With car payments, home loans, student loans and household expenses, it’s easy to snowball into debt. You may be overwhelmed by the amount of debt that has accumulated, but the debt snowball method may be a great first step toward financial freedom.
The debt snowball method pays off your smallest debts first and, once those are paid off, you move on to the larger debts. Start off by listing your debts in order from smallest to largest. You will attack the smallest debt first. While finishing off the smallest debt, you will be paying the minimum payment on the larger debts.
Here’s a quick example:
- $1,000 medical bill (minimum payment $50)
- $5,000 credit card ($75)
- $10,000 car loan ($200)
If you have an extra $1,275 a month, you can pay off your medical bill in the first month while paying the minimum on your credit card and car loan. After that you can move toward crushing the credit card debt and then move on to that pesky car loan.
Benefits of Snowballing Out of Debt
Some of the benefits of using the snowball method are purely psychological. Using this method enables you to see results sooner. Once you finish paying off your first debt, you no longer have to worry about paying that creditor. That gives you a sense of accomplishment; no more emails or calls from debt collectors.
A study by the Kellogg School of Business at Northwestern found that the snowball approach works. By relishing the small victories, debtors were more likely to continue to pay off their debts. The study used data from 6,000 people trying to eliminate credit debt and found this led to faster debt elimination.
Cons of the Debt Snowball Method
The debt snowball method does come with some controversy. Although you are paying off the debt with the highest balance, the debt snowball method fails to take interest into account. If your largest debt also happens to be the one you pay the highest interest on, you will end up paying a lot more in interest. Your interest payments may end up doubling after everything is said and done, so do your due diligence to see if this method will work for you.
Preparing to Pay Off Your Loans
Whether or not you choose to use the debt snowball method, you are going to have to prepare to pay off these loans. You may have to cut down on those iced soy lattes or find unique ways to generate cash flow.
There are several ways you can save some money to start paying off your debt now. If you receive periodic payments from a structured settlement or annuity, you could sell its future payments to a company like J.G Wentworth and use your lump sum to start paying off your debts.
Simon Cambell says
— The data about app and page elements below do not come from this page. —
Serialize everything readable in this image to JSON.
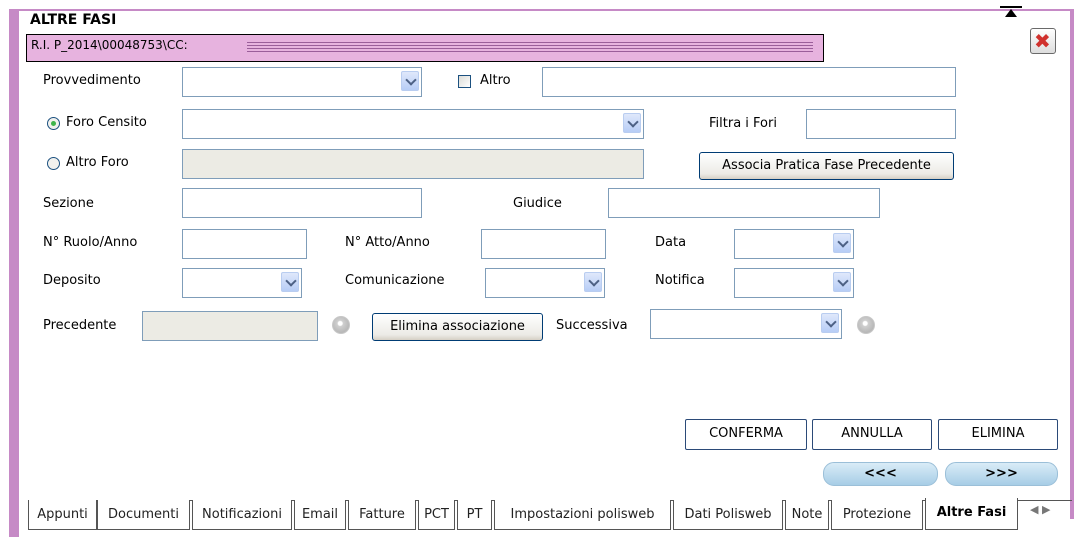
{
  "title": "ALTRE FASI",
  "riferimento": "R.I. P_2014\\00048753\\CC:",
  "fields": {
    "provvedimento": "Provvedimento",
    "altro": "Altro",
    "foro_censito": "Foro Censito",
    "filtra_fori": "Filtra i Fori",
    "altro_foro": "Altro Foro",
    "associa_btn": "Associa Pratica Fase Precedente",
    "sezione": "Sezione",
    "giudice": "Giudice",
    "ruolo": "N° Ruolo/Anno",
    "atto": "N° Atto/Anno",
    "data": "Data",
    "deposito": "Deposito",
    "comunicazione": "Comunicazione",
    "notifica": "Notifica",
    "precedente": "Precedente",
    "elimina_assoc_btn": "Elimina associazione",
    "successiva": "Successiva"
  },
  "actions": {
    "conferma": "CONFERMA",
    "annulla": "ANNULLA",
    "elimina": "ELIMINA",
    "prev": "<<<",
    "next": ">>>"
  },
  "tabs": [
    "Appunti",
    "Documenti",
    "Notificazioni",
    "Email",
    "Fatture",
    "PCT",
    "PT",
    "Impostazioni polisweb",
    "Dati Polisweb",
    "Note",
    "Protezione",
    "Altre Fasi"
  ],
  "tab_scroll": "◀ ▶",
  "colors": {
    "frame": "#c68ac6",
    "riferimento_bg": "#e7b3df"
  }
}
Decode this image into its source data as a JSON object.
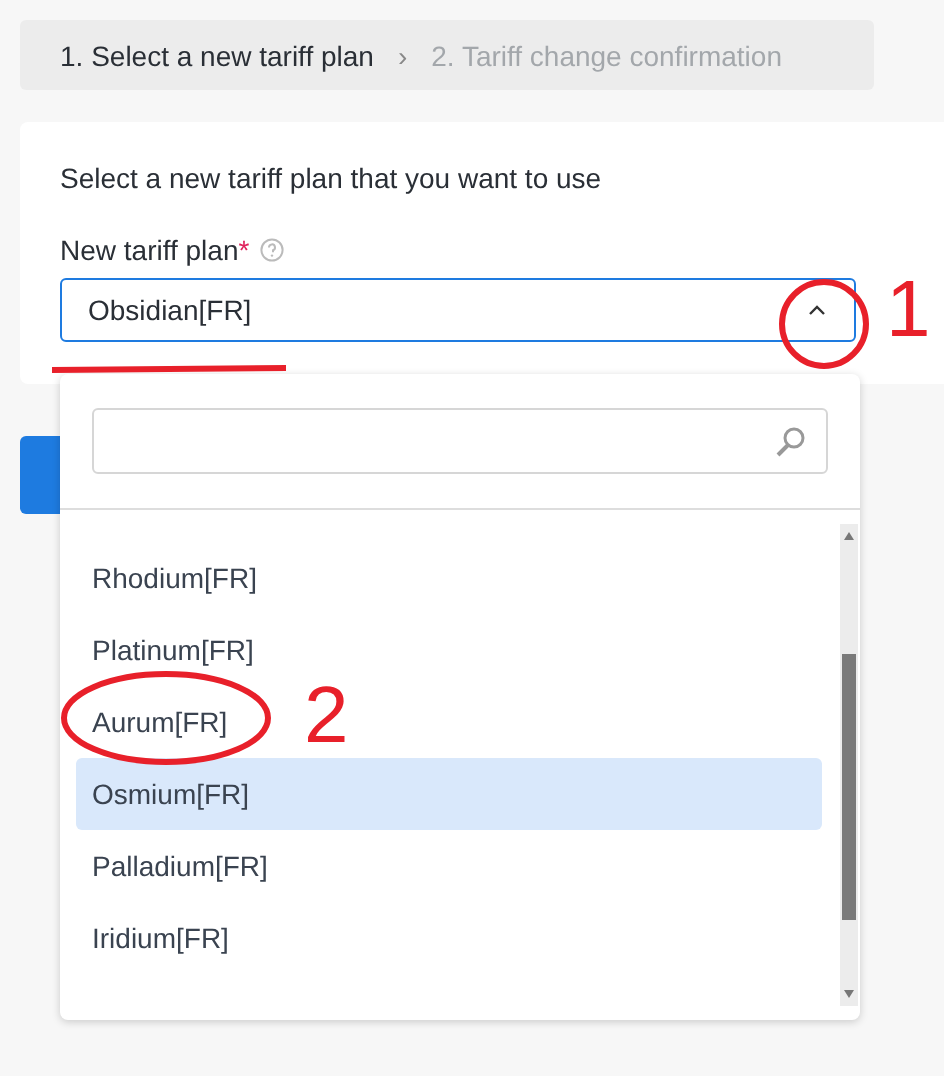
{
  "breadcrumb": [
    {
      "label": "1. Select a new tariff plan",
      "selected": true
    },
    {
      "label": "2. Tariff change confirmation",
      "selected": false
    }
  ],
  "breadcrumb_separator": "›",
  "card": {
    "intro": "Select a new tariff plan that you want to use",
    "field_label": "New tariff plan",
    "required_mark": "*",
    "value": "Obsidian[FR]",
    "expanded": true
  },
  "dropdown": {
    "options": [
      {
        "label": "Rhodium[FR]",
        "selected": false
      },
      {
        "label": "Platinum[FR]",
        "selected": false
      },
      {
        "label": "Aurum[FR]",
        "selected": false
      },
      {
        "label": "Osmium[FR]",
        "selected": true
      },
      {
        "label": "Palladium[FR]",
        "selected": false
      },
      {
        "label": "Iridium[FR]",
        "selected": false
      }
    ]
  },
  "annotations": [
    {
      "label": "1"
    },
    {
      "label": "2"
    }
  ]
}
Paying off the smallest debt can be wise decision to clean up a credit rating and lessen creditors and thus anxiety. Once the small ones are cared for such as past dues on utilities, cell phone, medical etc. I then recommend that the focus shift to paying off the highest interest rate. Putting extra money on high interest rate loans is better than putting the money in savings. If the credit card is charging 15% but your savings account is paying 1%, you will make 14% on your money by paying off the credit card rather than saving.